Electrochemical proton gradients across energized membranes play central roles in numerous cellular processes. These gradients are established by large membrane-embedded protein complexes.V-type ATPasesare responsible for acidification of intracellular compartments including endosomes, lysosomes, the Golgi, and exocytic vesicles. Electron transport chain complexes energize the inner membranes of mitochondria and the plasma membranes of bacteria to drive production of cellular ATP during oxidative phosphorylation. Many of these protein complexes are highly dynamic, complicating their structural analysis. We have isolated a number of these assemblies from bacterial, yeast, and mammalian sources, and examined them by electron cryomicroscopy (cryoEM) to understand their function and regulation. In order to facilitate this process, we also develop new biochemical, specimen preparation, and computational approaches for cryoEM.

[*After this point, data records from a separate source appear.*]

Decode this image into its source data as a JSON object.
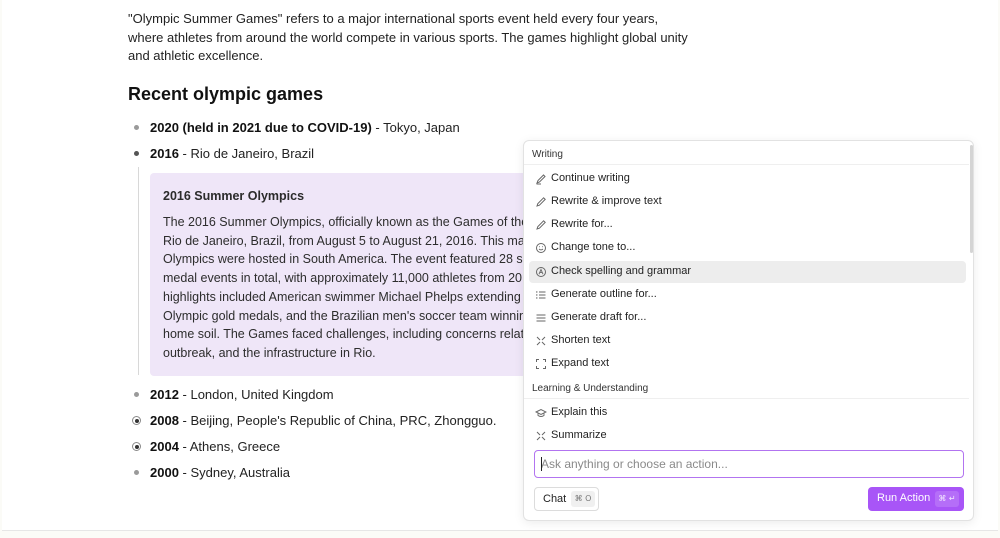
{
  "document": {
    "intro": "\"Olympic Summer Games\" refers to a major international sports event held every four years, where athletes from around the world compete in various sports. The games highlight global unity and athletic excellence.",
    "heading": "Recent olympic games",
    "games_top": [
      {
        "year": "2020 (held in 2021 due to COVID-19)",
        "place": " - Tokyo, Japan"
      },
      {
        "year": "2016",
        "place": " - Rio de Janeiro, Brazil"
      }
    ],
    "callout": {
      "title": "2016 Summer Olympics",
      "lines": [
        "The 2016 Summer Olympics, officially known as the Games of the",
        "Rio de Janeiro, Brazil, from August 5 to August 21, 2016. This mar",
        "Olympics were hosted in South America. The event featured 28 sp",
        "medal events in total, with approximately 11,000 athletes from 20",
        "highlights included American swimmer Michael Phelps extending",
        "Olympic gold medals, and the Brazilian men's soccer team winnin",
        "home soil. The Games faced challenges, including concerns relate",
        "outbreak, and the infrastructure in Rio."
      ]
    },
    "games_bottom": [
      {
        "year": "2012",
        "place": " - London, United Kingdom"
      },
      {
        "year": "2008",
        "place": " - Beijing, People's Republic of China, PRC, Zhongguo."
      },
      {
        "year": "2004",
        "place": " - Athens, Greece"
      },
      {
        "year": "2000",
        "place": " - Sydney, Australia"
      }
    ]
  },
  "ai_menu": {
    "sections": [
      {
        "title": "Writing",
        "items": [
          {
            "label": "Continue writing",
            "icon": "pen-icon"
          },
          {
            "label": "Rewrite & improve text",
            "icon": "pencil-icon"
          },
          {
            "label": "Rewrite for...",
            "icon": "pencil-icon"
          },
          {
            "label": "Change tone to...",
            "icon": "smile-icon"
          },
          {
            "label": "Check spelling and grammar",
            "icon": "spellcheck-icon",
            "active": true
          },
          {
            "label": "Generate outline for...",
            "icon": "list-icon"
          },
          {
            "label": "Generate draft for...",
            "icon": "lines-icon"
          },
          {
            "label": "Shorten text",
            "icon": "shrink-icon"
          },
          {
            "label": "Expand text",
            "icon": "expand-icon"
          }
        ]
      },
      {
        "title": "Learning & Understanding",
        "items": [
          {
            "label": "Explain this",
            "icon": "graduation-cap-icon"
          },
          {
            "label": "Summarize",
            "icon": "shrink-icon"
          }
        ]
      }
    ],
    "input_placeholder": "Ask anything or choose an action...",
    "chat_label": "Chat",
    "chat_shortcut": "⌘ O",
    "run_label": "Run Action",
    "run_shortcut": "⌘ ↵",
    "accent_color": "#a855f7"
  }
}
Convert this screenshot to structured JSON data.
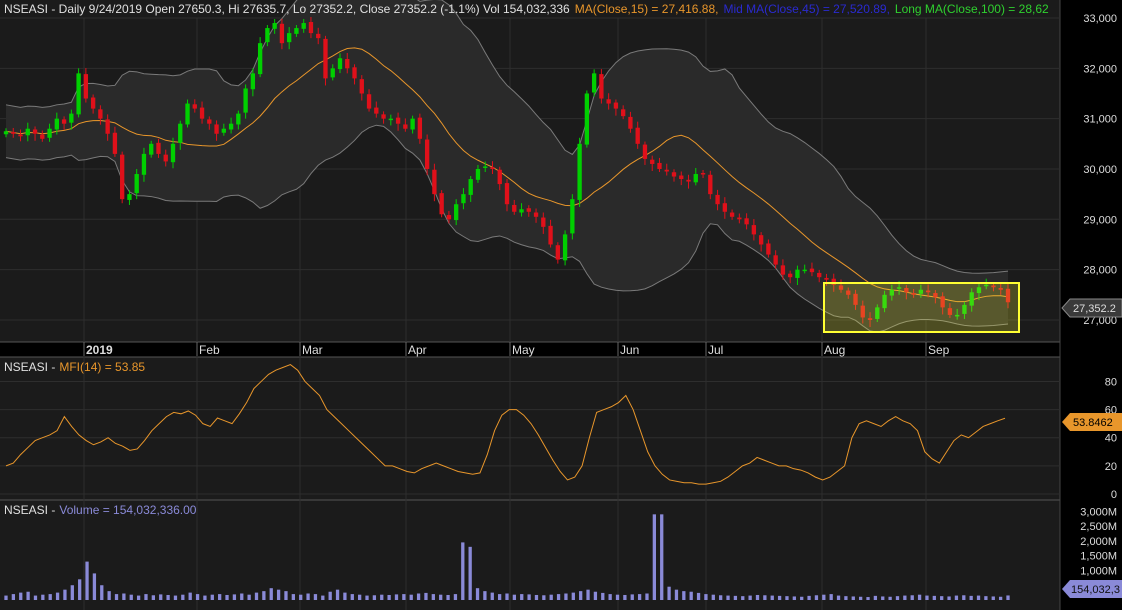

- Speaker: John Rubinstein
- Monday 29 April 2019, 11:00-12:00
- Venue: Max Perutz Lecture Theatre, Medical Research Council (MRC) (MRC Laboratory of Molecular Biol.
- Series: MRC LMB Seminar list; organiser: Nikki Dominguez.